TASK REQUIREMENTS = Every line that contains the word "Information" should be copied from the records below.

***

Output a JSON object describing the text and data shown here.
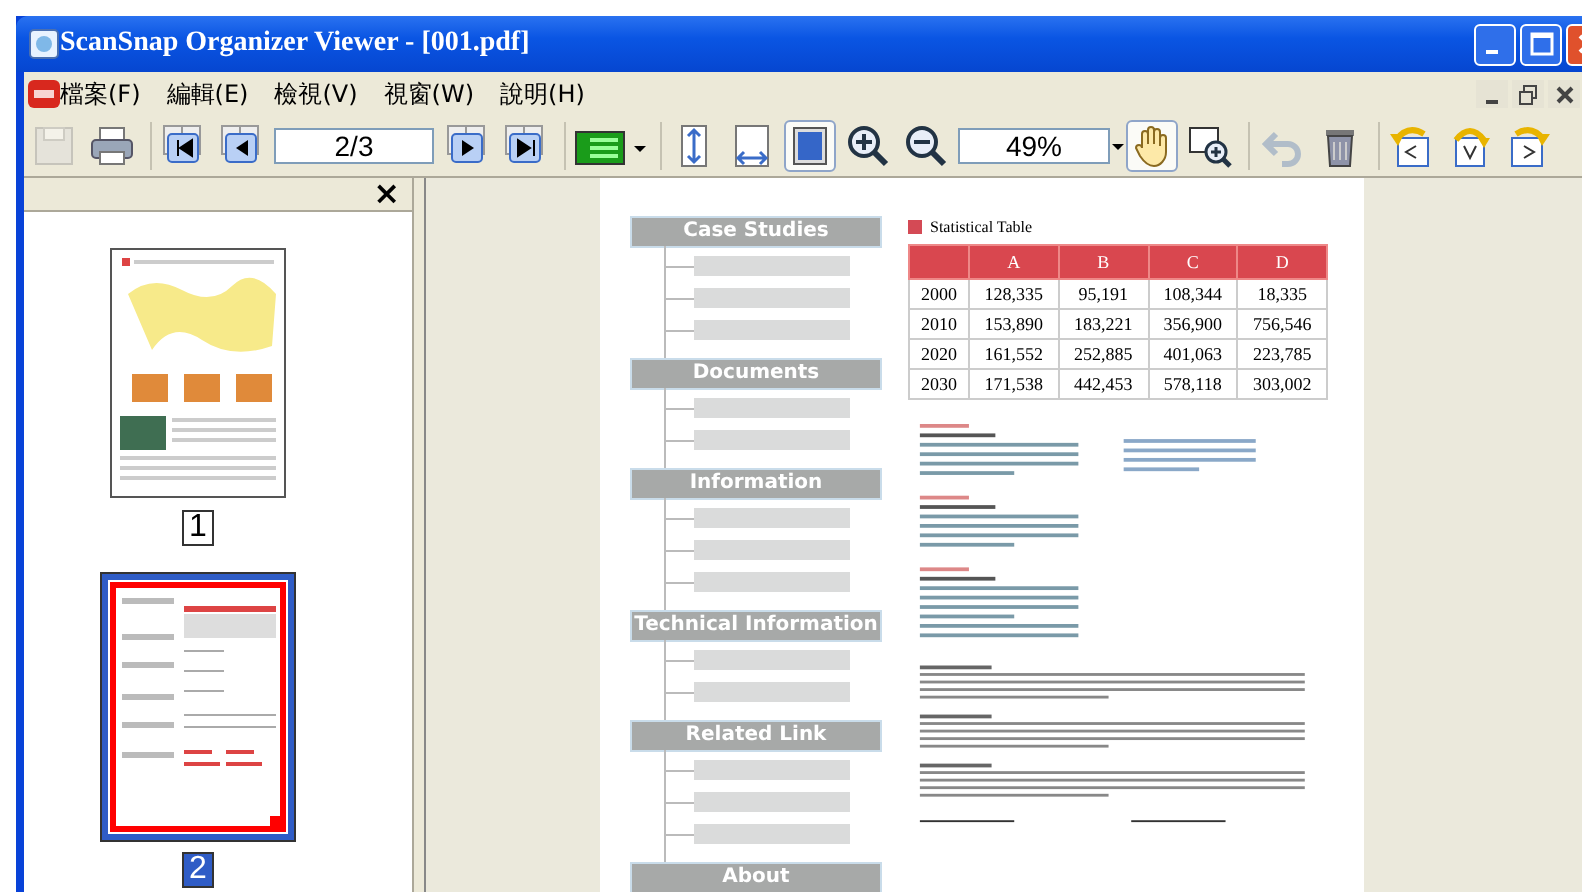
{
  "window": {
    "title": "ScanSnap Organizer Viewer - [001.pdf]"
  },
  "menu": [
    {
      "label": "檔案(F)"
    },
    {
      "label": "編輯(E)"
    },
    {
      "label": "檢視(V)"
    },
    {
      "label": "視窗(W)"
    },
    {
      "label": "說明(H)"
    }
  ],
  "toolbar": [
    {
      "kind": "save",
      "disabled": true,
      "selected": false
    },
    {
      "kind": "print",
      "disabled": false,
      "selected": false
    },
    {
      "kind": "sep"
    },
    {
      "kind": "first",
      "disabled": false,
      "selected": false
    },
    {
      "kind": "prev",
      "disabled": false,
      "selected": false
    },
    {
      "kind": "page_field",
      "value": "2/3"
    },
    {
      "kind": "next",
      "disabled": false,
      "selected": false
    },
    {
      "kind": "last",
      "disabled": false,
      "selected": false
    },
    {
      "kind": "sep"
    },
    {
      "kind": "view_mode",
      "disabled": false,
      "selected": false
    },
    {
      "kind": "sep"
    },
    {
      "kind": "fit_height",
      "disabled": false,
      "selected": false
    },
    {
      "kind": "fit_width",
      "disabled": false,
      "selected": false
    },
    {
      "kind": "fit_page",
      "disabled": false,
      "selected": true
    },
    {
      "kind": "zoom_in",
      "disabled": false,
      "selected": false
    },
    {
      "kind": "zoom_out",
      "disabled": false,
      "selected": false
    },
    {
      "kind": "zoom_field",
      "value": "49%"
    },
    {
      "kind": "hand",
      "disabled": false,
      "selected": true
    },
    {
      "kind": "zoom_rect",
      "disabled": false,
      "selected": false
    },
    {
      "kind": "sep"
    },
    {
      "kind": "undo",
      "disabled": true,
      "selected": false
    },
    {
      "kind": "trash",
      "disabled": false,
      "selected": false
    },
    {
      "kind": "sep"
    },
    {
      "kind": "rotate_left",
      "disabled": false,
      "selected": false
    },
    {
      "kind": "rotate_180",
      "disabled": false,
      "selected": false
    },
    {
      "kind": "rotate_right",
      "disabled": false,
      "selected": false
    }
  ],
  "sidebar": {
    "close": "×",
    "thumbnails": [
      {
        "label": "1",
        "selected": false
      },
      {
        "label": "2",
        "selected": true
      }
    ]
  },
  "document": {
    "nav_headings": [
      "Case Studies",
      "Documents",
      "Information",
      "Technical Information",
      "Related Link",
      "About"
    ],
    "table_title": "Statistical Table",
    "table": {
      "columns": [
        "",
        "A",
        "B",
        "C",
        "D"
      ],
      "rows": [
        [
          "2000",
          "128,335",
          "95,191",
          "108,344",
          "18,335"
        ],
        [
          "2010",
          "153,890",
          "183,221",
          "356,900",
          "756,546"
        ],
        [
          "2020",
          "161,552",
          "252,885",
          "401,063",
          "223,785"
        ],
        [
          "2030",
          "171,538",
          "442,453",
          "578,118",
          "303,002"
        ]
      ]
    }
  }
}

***

WRITTEN ANSWER =
      "Information",
      "Technical Information",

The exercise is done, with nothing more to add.